> _Exercise requirements_:
Isolate every line in the data with the string "icon" and copy it.

> _Working data_:
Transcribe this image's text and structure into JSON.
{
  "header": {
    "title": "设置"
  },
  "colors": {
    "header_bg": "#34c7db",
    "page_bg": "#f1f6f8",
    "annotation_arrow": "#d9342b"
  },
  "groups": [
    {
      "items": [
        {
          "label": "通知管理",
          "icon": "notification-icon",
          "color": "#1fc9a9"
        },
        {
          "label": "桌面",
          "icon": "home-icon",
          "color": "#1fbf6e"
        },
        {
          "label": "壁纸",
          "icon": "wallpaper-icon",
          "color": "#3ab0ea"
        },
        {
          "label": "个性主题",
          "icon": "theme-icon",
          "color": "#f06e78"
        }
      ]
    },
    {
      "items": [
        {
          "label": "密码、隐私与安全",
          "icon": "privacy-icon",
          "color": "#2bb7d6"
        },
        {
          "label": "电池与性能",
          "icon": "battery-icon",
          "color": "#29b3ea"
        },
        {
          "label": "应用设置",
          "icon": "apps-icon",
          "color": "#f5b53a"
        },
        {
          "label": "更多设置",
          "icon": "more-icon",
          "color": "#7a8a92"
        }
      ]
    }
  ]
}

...

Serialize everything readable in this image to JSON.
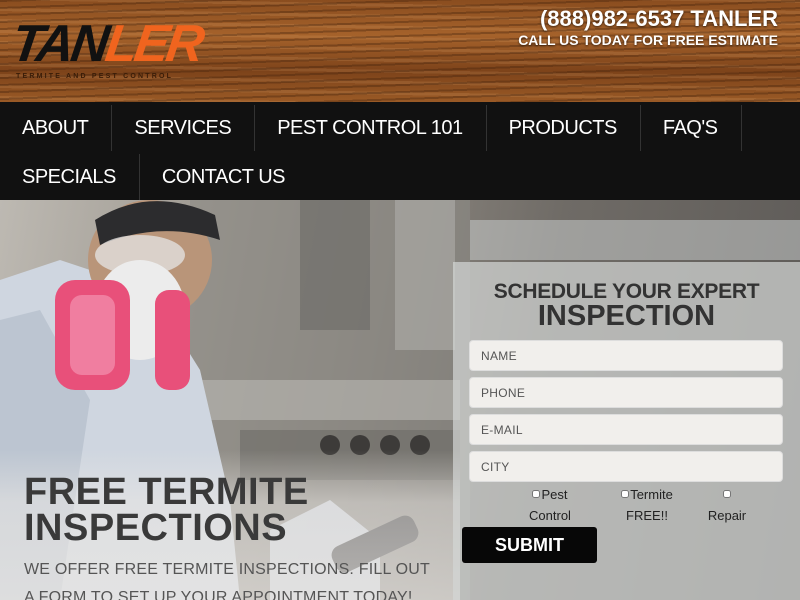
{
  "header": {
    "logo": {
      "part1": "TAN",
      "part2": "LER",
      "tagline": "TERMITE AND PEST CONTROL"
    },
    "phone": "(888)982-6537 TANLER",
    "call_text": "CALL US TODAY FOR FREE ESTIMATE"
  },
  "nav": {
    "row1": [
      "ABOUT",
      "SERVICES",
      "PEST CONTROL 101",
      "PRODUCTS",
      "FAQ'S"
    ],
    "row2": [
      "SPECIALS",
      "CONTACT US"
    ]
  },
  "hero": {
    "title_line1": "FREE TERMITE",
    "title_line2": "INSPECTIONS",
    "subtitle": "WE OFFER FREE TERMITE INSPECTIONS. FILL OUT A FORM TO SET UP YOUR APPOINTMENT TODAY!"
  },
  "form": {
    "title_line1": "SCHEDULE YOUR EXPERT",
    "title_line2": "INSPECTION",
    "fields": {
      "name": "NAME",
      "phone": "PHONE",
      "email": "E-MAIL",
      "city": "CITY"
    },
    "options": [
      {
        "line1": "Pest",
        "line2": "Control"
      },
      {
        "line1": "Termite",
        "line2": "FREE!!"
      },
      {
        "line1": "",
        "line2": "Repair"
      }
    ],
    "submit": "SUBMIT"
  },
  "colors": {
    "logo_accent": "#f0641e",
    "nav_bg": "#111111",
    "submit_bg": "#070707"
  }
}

> _Worked solution_:
          "icon": "notification-icon",
          "icon": "home-icon",
          "icon": "wallpaper-icon",
          "icon": "theme-icon",
          "icon": "privacy-icon",
          "icon": "battery-icon",
          "icon": "apps-icon",
          "icon": "more-icon",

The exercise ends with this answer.